Every line below should be duplicated exactly.
** Dataset records follows **
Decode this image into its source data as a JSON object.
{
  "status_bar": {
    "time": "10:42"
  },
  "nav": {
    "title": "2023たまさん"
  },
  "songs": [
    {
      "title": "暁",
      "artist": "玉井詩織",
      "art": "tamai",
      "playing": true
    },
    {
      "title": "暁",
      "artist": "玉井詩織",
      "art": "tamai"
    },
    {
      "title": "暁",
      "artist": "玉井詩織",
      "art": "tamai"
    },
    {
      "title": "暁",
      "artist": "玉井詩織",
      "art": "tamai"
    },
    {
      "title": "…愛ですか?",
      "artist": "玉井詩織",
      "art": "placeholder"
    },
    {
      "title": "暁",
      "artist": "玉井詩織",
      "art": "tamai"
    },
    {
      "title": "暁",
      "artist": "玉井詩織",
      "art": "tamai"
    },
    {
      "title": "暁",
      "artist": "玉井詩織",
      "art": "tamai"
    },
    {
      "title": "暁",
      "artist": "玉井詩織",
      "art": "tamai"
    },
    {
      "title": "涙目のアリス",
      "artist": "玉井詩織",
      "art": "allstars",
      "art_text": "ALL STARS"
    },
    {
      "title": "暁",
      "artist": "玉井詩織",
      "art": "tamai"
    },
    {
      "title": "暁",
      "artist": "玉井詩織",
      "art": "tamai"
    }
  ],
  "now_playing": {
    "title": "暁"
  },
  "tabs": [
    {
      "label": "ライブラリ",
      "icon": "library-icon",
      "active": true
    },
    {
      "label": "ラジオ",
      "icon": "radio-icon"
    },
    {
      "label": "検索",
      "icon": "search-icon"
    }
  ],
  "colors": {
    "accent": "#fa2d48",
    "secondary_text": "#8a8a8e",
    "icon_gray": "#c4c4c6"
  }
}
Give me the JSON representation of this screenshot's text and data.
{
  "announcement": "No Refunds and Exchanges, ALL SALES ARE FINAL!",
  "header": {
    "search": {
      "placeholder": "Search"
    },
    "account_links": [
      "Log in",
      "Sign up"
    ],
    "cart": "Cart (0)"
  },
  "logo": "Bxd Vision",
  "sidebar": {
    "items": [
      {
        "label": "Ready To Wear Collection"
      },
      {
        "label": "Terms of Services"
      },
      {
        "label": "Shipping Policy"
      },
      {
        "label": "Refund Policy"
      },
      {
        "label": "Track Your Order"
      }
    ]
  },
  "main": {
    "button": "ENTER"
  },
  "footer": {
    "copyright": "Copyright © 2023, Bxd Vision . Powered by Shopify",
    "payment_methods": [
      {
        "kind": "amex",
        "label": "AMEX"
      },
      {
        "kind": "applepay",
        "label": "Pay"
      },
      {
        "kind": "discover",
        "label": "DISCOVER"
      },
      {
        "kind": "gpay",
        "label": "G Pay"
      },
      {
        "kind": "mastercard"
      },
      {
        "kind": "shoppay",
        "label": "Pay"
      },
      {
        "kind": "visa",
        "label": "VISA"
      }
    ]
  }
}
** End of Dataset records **
*Solution to this exercise:*
Decode this image into its source data as a JSON object.
{
  "status_bar": {
    "time": "10:42"
  },
  "nav": {
    "title": "2023たまさん"
  },
  "songs": [
    {
      "title": "暁",
      "artist": "玉井詩織",
      "art": "tamai",
      "playing": true
    },
    {
      "title": "暁",
      "artist": "玉井詩織",
      "art": "tamai"
    },
    {
      "title": "暁",
      "artist": "玉井詩織",
      "art": "tamai"
    },
    {
      "title": "暁",
      "artist": "玉井詩織",
      "art": "tamai"
    },
    {
      "title": "…愛ですか?",
      "artist": "玉井詩織",
      "art": "placeholder"
    },
    {
      "title": "暁",
      "artist": "玉井詩織",
      "art": "tamai"
    },
    {
      "title": "暁",
      "artist": "玉井詩織",
      "art": "tamai"
    },
    {
      "title": "暁",
      "artist": "玉井詩織",
      "art": "tamai"
    },
    {
      "title": "暁",
      "artist": "玉井詩織",
      "art": "tamai"
    },
    {
      "title": "涙目のアリス",
      "artist": "玉井詩織",
      "art": "allstars",
      "art_text": "ALL STARS"
    },
    {
      "title": "暁",
      "artist": "玉井詩織",
      "art": "tamai"
    },
    {
      "title": "暁",
      "artist": "玉井詩織",
      "art": "tamai"
    }
  ],
  "now_playing": {
    "title": "暁"
  },
  "tabs": [
    {
      "label": "ライブラリ",
      "icon": "library-icon",
      "active": true
    },
    {
      "label": "ラジオ",
      "icon": "radio-icon"
    },
    {
      "label": "検索",
      "icon": "search-icon"
    }
  ],
  "colors": {
    "accent": "#fa2d48",
    "secondary_text": "#8a8a8e",
    "icon_gray": "#c4c4c6"
  }
}
Give me the JSON representation of this screenshot's text and data.
{
  "announcement": "No Refunds and Exchanges, ALL SALES ARE FINAL!",
  "header": {
    "search": {
      "placeholder": "Search"
    },
    "account_links": [
      "Log in",
      "Sign up"
    ],
    "cart": "Cart (0)"
  },
  "logo": "Bxd Vision",
  "sidebar": {
    "items": [
      {
        "label": "Ready To Wear Collection"
      },
      {
        "label": "Terms of Services"
      },
      {
        "label": "Shipping Policy"
      },
      {
        "label": "Refund Policy"
      },
      {
        "label": "Track Your Order"
      }
    ]
  },
  "main": {
    "button": "ENTER"
  },
  "footer": {
    "copyright": "Copyright © 2023, Bxd Vision . Powered by Shopify",
    "payment_methods": [
      {
        "kind": "amex",
        "label": "AMEX"
      },
      {
        "kind": "applepay",
        "label": "Pay"
      },
      {
        "kind": "discover",
        "label": "DISCOVER"
      },
      {
        "kind": "gpay",
        "label": "G Pay"
      },
      {
        "kind": "mastercard"
      },
      {
        "kind": "shoppay",
        "label": "Pay"
      },
      {
        "kind": "visa",
        "label": "VISA"
      }
    ]
  }
}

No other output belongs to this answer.